About this exercise: Every line holding "Single" should be copied from the records below.

─── Given data ───

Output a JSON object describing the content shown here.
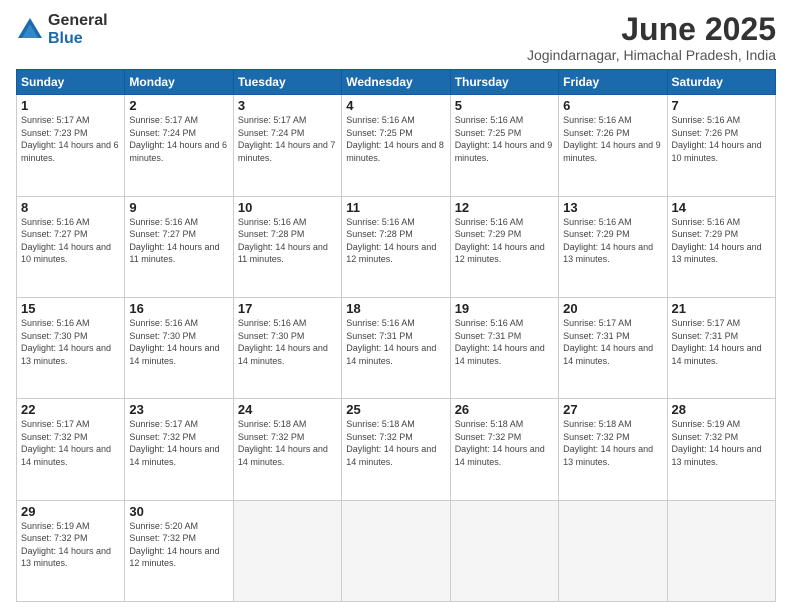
{
  "logo": {
    "general": "General",
    "blue": "Blue"
  },
  "title": {
    "month": "June 2025",
    "location": "Jogindarnagar, Himachal Pradesh, India"
  },
  "headers": [
    "Sunday",
    "Monday",
    "Tuesday",
    "Wednesday",
    "Thursday",
    "Friday",
    "Saturday"
  ],
  "weeks": [
    [
      {
        "day": "1",
        "sunrise": "5:17 AM",
        "sunset": "7:23 PM",
        "daylight": "14 hours and 6 minutes."
      },
      {
        "day": "2",
        "sunrise": "5:17 AM",
        "sunset": "7:24 PM",
        "daylight": "14 hours and 6 minutes."
      },
      {
        "day": "3",
        "sunrise": "5:17 AM",
        "sunset": "7:24 PM",
        "daylight": "14 hours and 7 minutes."
      },
      {
        "day": "4",
        "sunrise": "5:16 AM",
        "sunset": "7:25 PM",
        "daylight": "14 hours and 8 minutes."
      },
      {
        "day": "5",
        "sunrise": "5:16 AM",
        "sunset": "7:25 PM",
        "daylight": "14 hours and 9 minutes."
      },
      {
        "day": "6",
        "sunrise": "5:16 AM",
        "sunset": "7:26 PM",
        "daylight": "14 hours and 9 minutes."
      },
      {
        "day": "7",
        "sunrise": "5:16 AM",
        "sunset": "7:26 PM",
        "daylight": "14 hours and 10 minutes."
      }
    ],
    [
      {
        "day": "8",
        "sunrise": "5:16 AM",
        "sunset": "7:27 PM",
        "daylight": "14 hours and 10 minutes."
      },
      {
        "day": "9",
        "sunrise": "5:16 AM",
        "sunset": "7:27 PM",
        "daylight": "14 hours and 11 minutes."
      },
      {
        "day": "10",
        "sunrise": "5:16 AM",
        "sunset": "7:28 PM",
        "daylight": "14 hours and 11 minutes."
      },
      {
        "day": "11",
        "sunrise": "5:16 AM",
        "sunset": "7:28 PM",
        "daylight": "14 hours and 12 minutes."
      },
      {
        "day": "12",
        "sunrise": "5:16 AM",
        "sunset": "7:29 PM",
        "daylight": "14 hours and 12 minutes."
      },
      {
        "day": "13",
        "sunrise": "5:16 AM",
        "sunset": "7:29 PM",
        "daylight": "14 hours and 13 minutes."
      },
      {
        "day": "14",
        "sunrise": "5:16 AM",
        "sunset": "7:29 PM",
        "daylight": "14 hours and 13 minutes."
      }
    ],
    [
      {
        "day": "15",
        "sunrise": "5:16 AM",
        "sunset": "7:30 PM",
        "daylight": "14 hours and 13 minutes."
      },
      {
        "day": "16",
        "sunrise": "5:16 AM",
        "sunset": "7:30 PM",
        "daylight": "14 hours and 14 minutes."
      },
      {
        "day": "17",
        "sunrise": "5:16 AM",
        "sunset": "7:30 PM",
        "daylight": "14 hours and 14 minutes."
      },
      {
        "day": "18",
        "sunrise": "5:16 AM",
        "sunset": "7:31 PM",
        "daylight": "14 hours and 14 minutes."
      },
      {
        "day": "19",
        "sunrise": "5:16 AM",
        "sunset": "7:31 PM",
        "daylight": "14 hours and 14 minutes."
      },
      {
        "day": "20",
        "sunrise": "5:17 AM",
        "sunset": "7:31 PM",
        "daylight": "14 hours and 14 minutes."
      },
      {
        "day": "21",
        "sunrise": "5:17 AM",
        "sunset": "7:31 PM",
        "daylight": "14 hours and 14 minutes."
      }
    ],
    [
      {
        "day": "22",
        "sunrise": "5:17 AM",
        "sunset": "7:32 PM",
        "daylight": "14 hours and 14 minutes."
      },
      {
        "day": "23",
        "sunrise": "5:17 AM",
        "sunset": "7:32 PM",
        "daylight": "14 hours and 14 minutes."
      },
      {
        "day": "24",
        "sunrise": "5:18 AM",
        "sunset": "7:32 PM",
        "daylight": "14 hours and 14 minutes."
      },
      {
        "day": "25",
        "sunrise": "5:18 AM",
        "sunset": "7:32 PM",
        "daylight": "14 hours and 14 minutes."
      },
      {
        "day": "26",
        "sunrise": "5:18 AM",
        "sunset": "7:32 PM",
        "daylight": "14 hours and 14 minutes."
      },
      {
        "day": "27",
        "sunrise": "5:18 AM",
        "sunset": "7:32 PM",
        "daylight": "14 hours and 13 minutes."
      },
      {
        "day": "28",
        "sunrise": "5:19 AM",
        "sunset": "7:32 PM",
        "daylight": "14 hours and 13 minutes."
      }
    ],
    [
      {
        "day": "29",
        "sunrise": "5:19 AM",
        "sunset": "7:32 PM",
        "daylight": "14 hours and 13 minutes."
      },
      {
        "day": "30",
        "sunrise": "5:20 AM",
        "sunset": "7:32 PM",
        "daylight": "14 hours and 12 minutes."
      },
      null,
      null,
      null,
      null,
      null
    ]
  ]
}
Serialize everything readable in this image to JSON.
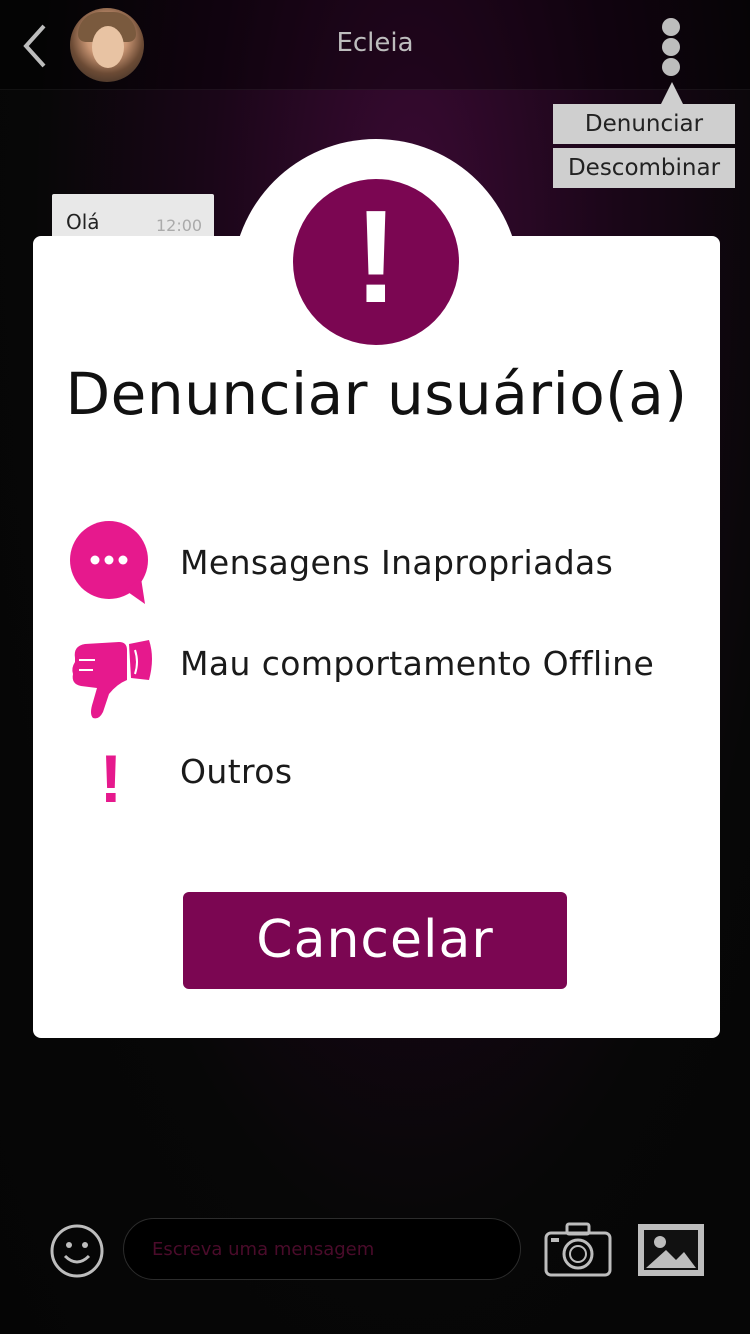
{
  "header": {
    "contact_name": "Ecleia",
    "back_icon": "chevron-left-icon",
    "more_icon": "vertical-dots-icon"
  },
  "menu": {
    "items": [
      {
        "label": "Denunciar"
      },
      {
        "label": "Descombinar"
      }
    ]
  },
  "chat": {
    "messages": [
      {
        "text": "Olá",
        "time": "12:00"
      }
    ]
  },
  "report_dialog": {
    "title": "Denunciar usuário(a)",
    "options": [
      {
        "label": "Mensagens Inapropriadas",
        "icon": "speech-bubble-icon"
      },
      {
        "label": "Mau comportamento Offline",
        "icon": "thumbs-down-icon"
      },
      {
        "label": "Outros",
        "icon": "exclamation-icon"
      }
    ],
    "cancel_label": "Cancelar",
    "alert_glyph": "!"
  },
  "composer": {
    "placeholder": "Escreva uma mensagem",
    "emoji_icon": "smiley-icon",
    "camera_icon": "camera-icon",
    "image_icon": "image-icon"
  },
  "colors": {
    "accent": "#7b0652",
    "icon_pink": "#e6198d",
    "menu_bg": "#cfcfcf"
  }
}
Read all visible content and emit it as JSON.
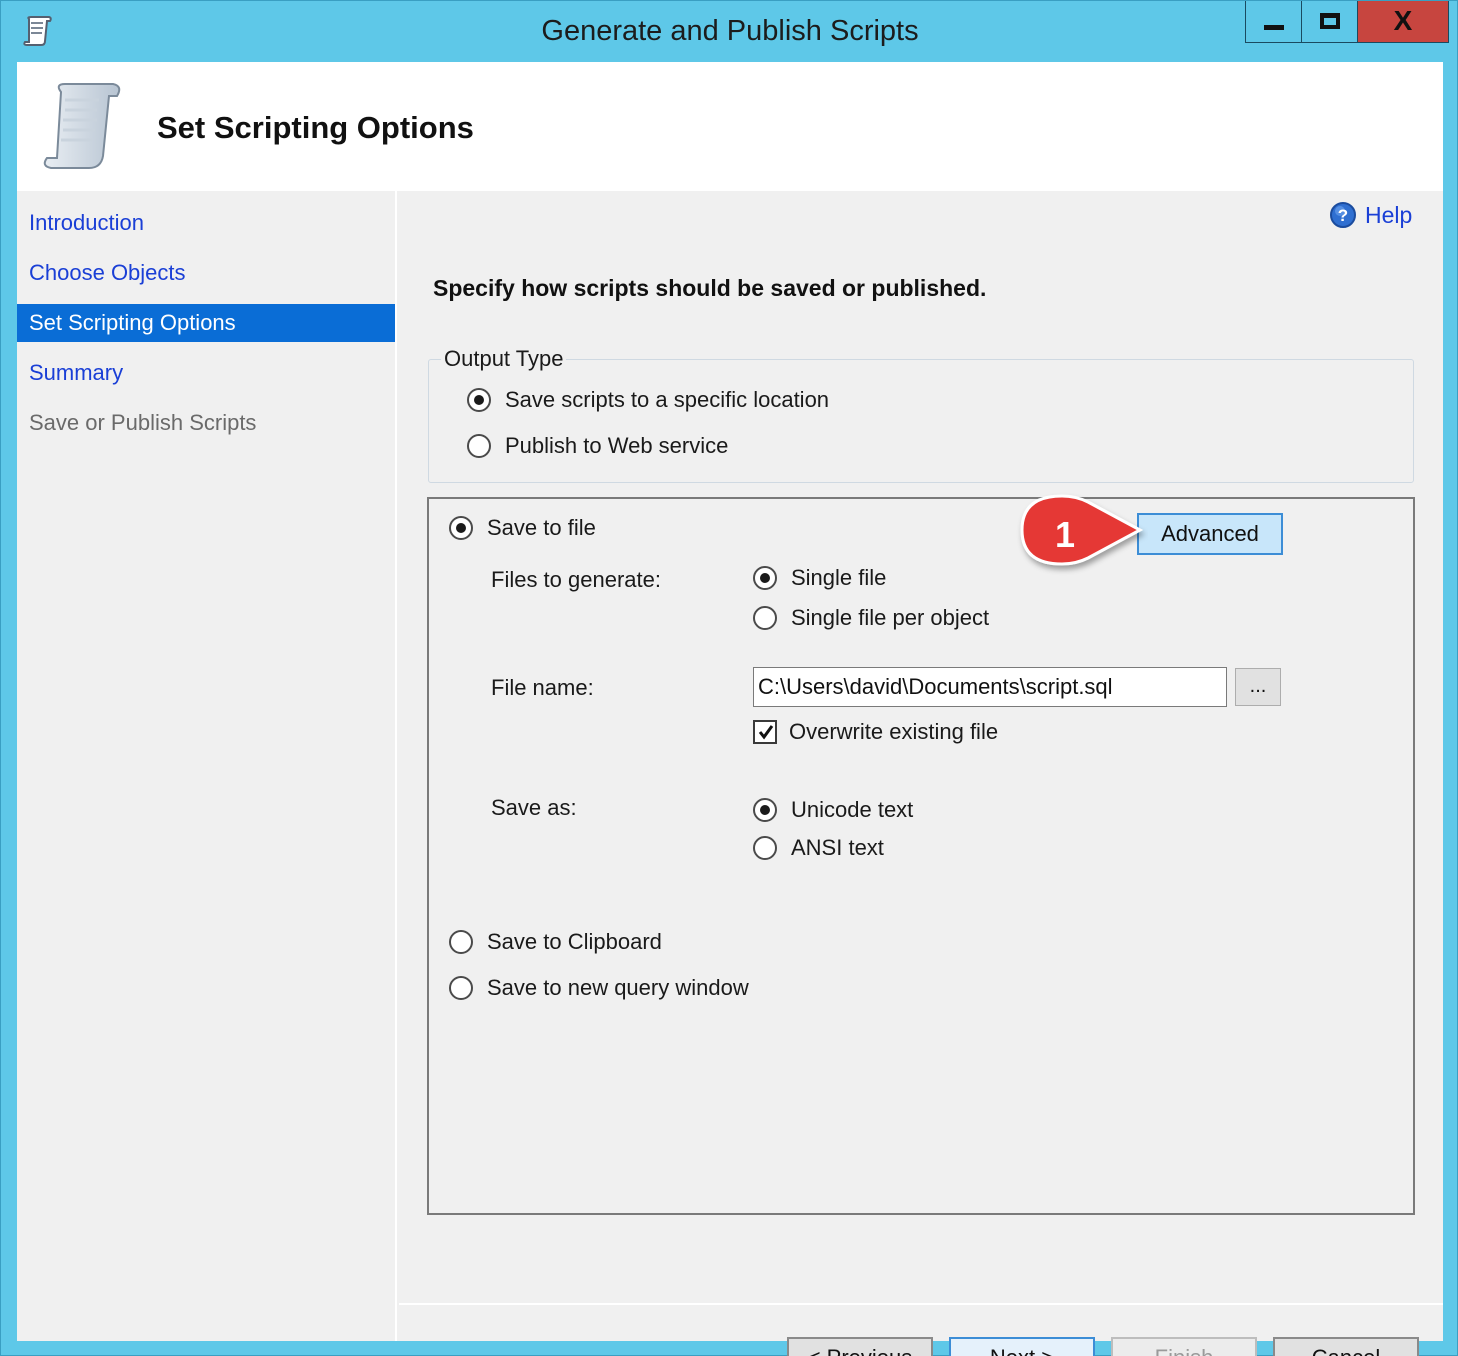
{
  "window": {
    "title": "Generate and Publish Scripts",
    "close_glyph": "X"
  },
  "header": {
    "title": "Set Scripting Options"
  },
  "sidebar": {
    "items": [
      {
        "label": "Introduction",
        "state": "link"
      },
      {
        "label": "Choose Objects",
        "state": "link"
      },
      {
        "label": "Set Scripting Options",
        "state": "active"
      },
      {
        "label": "Summary",
        "state": "link"
      },
      {
        "label": "Save or Publish Scripts",
        "state": "disabled"
      }
    ]
  },
  "main": {
    "help_label": "Help",
    "instruction": "Specify how scripts should be saved or published.",
    "output_type": {
      "legend": "Output Type",
      "options": [
        {
          "label": "Save scripts to a specific location",
          "checked": true
        },
        {
          "label": "Publish to Web service",
          "checked": false
        }
      ]
    },
    "save_to_file": {
      "label": "Save to file",
      "checked": true,
      "advanced_label": "Advanced",
      "files_to_generate_label": "Files to generate:",
      "files_options": [
        {
          "label": "Single file",
          "checked": true
        },
        {
          "label": "Single file per object",
          "checked": false
        }
      ],
      "file_name_label": "File name:",
      "file_name_value": "C:\\Users\\david\\Documents\\script.sql",
      "browse_label": "...",
      "overwrite_label": "Overwrite existing file",
      "overwrite_checked": true,
      "save_as_label": "Save as:",
      "save_as_options": [
        {
          "label": "Unicode text",
          "checked": true
        },
        {
          "label": "ANSI text",
          "checked": false
        }
      ]
    },
    "other_destinations": [
      {
        "label": "Save to Clipboard",
        "checked": false
      },
      {
        "label": "Save to new query window",
        "checked": false
      }
    ]
  },
  "footer": {
    "previous_label": "< Previous",
    "next_label": "Next >",
    "finish_label": "Finish",
    "cancel_label": "Cancel"
  },
  "annotation": {
    "number": "1",
    "color": "#e53935"
  },
  "colors": {
    "window_frame": "#5ec8e8",
    "selected_nav": "#0a6dd6",
    "link": "#1a3fd6",
    "close_button": "#c7453f"
  }
}
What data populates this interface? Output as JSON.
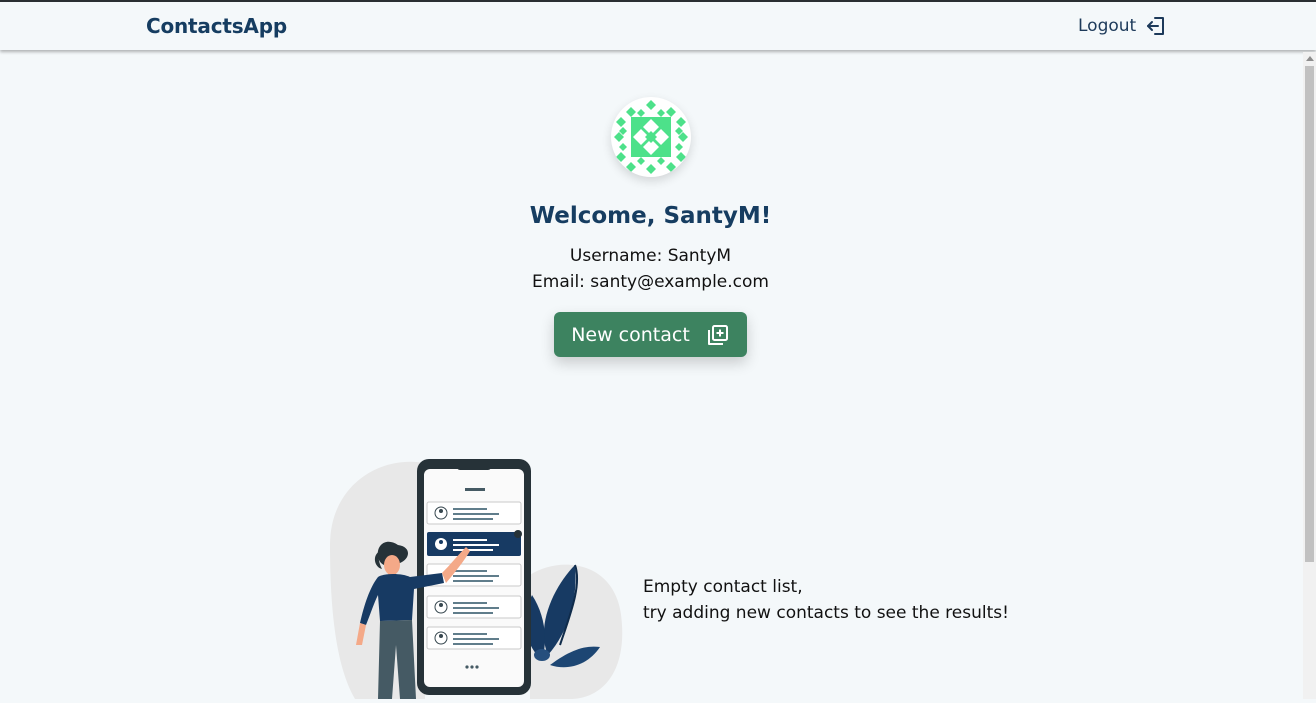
{
  "navbar": {
    "brand": "ContactsApp",
    "logout_label": "Logout"
  },
  "profile": {
    "welcome": "Welcome, SantyM!",
    "username_line": "Username: SantyM",
    "email_line": "Email: santy@example.com"
  },
  "actions": {
    "new_contact_label": "New contact"
  },
  "empty_state": {
    "line1": "Empty contact list,",
    "line2": "try adding new contacts to see the results!"
  },
  "colors": {
    "brand": "#163d61",
    "button": "#3d8360",
    "background": "#f4f8fa",
    "avatar_pattern": "#4de18a"
  },
  "icons": {
    "logout": "logout-icon",
    "new_contact": "add-box-icon"
  }
}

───

Solution:
          "label": "Single file",
          "label": "Single file per object",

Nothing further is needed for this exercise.